No Other Lord – Amos 3. RBT Notes, 3rd June 2016



1.     Vv.1-.2: what is the connection between God’s choosing Israel, and His judging them? What do you learn about His character?

2.    A Lion, and a Lion whose roars the prophet brings to the people (vv.3-8). What had Amos’s people forgotten about God, and what are we tempted to forget about Him, too?

3.    Why is Israel being punished, in vv.14-15? Compare Isaiah 42.8 and 48.11, and ask yourself if this is bad or good news.


A Prayer to Pray

Lord God Almighty, You are so utterly removed from the vague, washed-out, come-and-go gods of our day, or of any day. You alone are God! Teach me awe, reverence, humility, and the fear of the Lord, above all. Amen.



Zeal – Psalm 101. RBT Notes, 23rd May

1.  Read the Psalm slowly. David is zealous for his God! How can you, even with your struggles with sin, learn from his example?

2.   Jesus is the true Servant of God. How does He model holy seal to us, and how is He our confidence when we fall short?
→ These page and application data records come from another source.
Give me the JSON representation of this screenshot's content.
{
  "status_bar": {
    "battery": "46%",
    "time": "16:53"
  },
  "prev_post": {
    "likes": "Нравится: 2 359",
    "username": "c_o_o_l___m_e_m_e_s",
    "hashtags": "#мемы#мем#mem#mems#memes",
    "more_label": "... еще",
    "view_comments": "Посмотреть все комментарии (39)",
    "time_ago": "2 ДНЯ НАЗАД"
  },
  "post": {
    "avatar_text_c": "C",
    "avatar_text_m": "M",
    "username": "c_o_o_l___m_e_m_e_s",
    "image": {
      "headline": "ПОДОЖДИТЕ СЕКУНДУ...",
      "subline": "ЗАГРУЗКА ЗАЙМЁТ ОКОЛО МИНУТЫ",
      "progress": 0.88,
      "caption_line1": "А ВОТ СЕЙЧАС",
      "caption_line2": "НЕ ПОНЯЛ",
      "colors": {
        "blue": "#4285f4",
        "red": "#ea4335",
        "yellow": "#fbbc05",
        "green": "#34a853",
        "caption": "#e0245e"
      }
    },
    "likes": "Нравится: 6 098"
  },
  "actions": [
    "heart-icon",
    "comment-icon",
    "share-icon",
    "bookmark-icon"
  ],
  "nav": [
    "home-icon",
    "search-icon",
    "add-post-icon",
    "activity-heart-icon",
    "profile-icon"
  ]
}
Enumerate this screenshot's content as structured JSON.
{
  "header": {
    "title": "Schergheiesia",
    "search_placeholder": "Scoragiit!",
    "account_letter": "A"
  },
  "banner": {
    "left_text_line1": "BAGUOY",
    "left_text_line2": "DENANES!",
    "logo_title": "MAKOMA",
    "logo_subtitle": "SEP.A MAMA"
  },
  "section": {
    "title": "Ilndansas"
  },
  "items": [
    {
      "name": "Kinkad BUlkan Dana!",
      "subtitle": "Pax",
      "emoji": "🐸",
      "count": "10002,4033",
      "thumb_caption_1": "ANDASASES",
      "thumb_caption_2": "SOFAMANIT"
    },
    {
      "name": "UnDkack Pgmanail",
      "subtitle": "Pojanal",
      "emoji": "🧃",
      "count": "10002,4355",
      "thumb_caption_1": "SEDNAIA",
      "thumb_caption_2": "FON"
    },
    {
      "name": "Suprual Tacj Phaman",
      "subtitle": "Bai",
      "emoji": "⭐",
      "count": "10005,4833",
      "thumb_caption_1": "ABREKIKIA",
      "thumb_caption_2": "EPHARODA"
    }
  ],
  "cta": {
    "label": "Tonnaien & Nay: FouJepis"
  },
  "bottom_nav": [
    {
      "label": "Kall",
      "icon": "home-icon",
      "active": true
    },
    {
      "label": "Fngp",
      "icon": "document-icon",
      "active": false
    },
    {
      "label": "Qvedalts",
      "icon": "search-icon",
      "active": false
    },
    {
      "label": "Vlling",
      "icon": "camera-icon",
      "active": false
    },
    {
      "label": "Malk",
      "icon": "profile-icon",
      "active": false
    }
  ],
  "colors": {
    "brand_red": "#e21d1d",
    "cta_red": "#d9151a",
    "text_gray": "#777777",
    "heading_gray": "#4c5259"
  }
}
3.   Is God more committed to seeing final judgment on sin now, or its judgment through Gospel repentance and faith? And which are you looking and working for?


A Prayer to Pray

Lord Jesus, You are my refuge when I fail, fail, fail and fail again. And how thankful I am that You are! May Your forgiveness be the fuel for my zeal. As the old preacher once prayed, Lord, make me just as holy as a pardoned sinner can be. Teach me to want that, and shape me by Your Spirit to be a holy servant of God. Amen.



When Rivers clap their hands – Psalm 98. RBT Notes, 19th May

1. Read vv.1-6 three times. Then ask yourself, could you love a God who could smash you to pieces? Why? Why not?

2. Heaven loves God’s holiness (v.6). Why does Man prefer idols? Which idols are you tempted to worship at the moment?

3. What are the commands and comforts of vv.10-12? How do they make you feel about being a Christian?


A Prayer to Pray

Lord, You are awesome. Your holiness is overwhelming, and should damn me. Your mercy in Your Son is overwhelming, and has saved me. Teach me never ever to be lukewarm, for You are worthy of the fire of my love. Amen.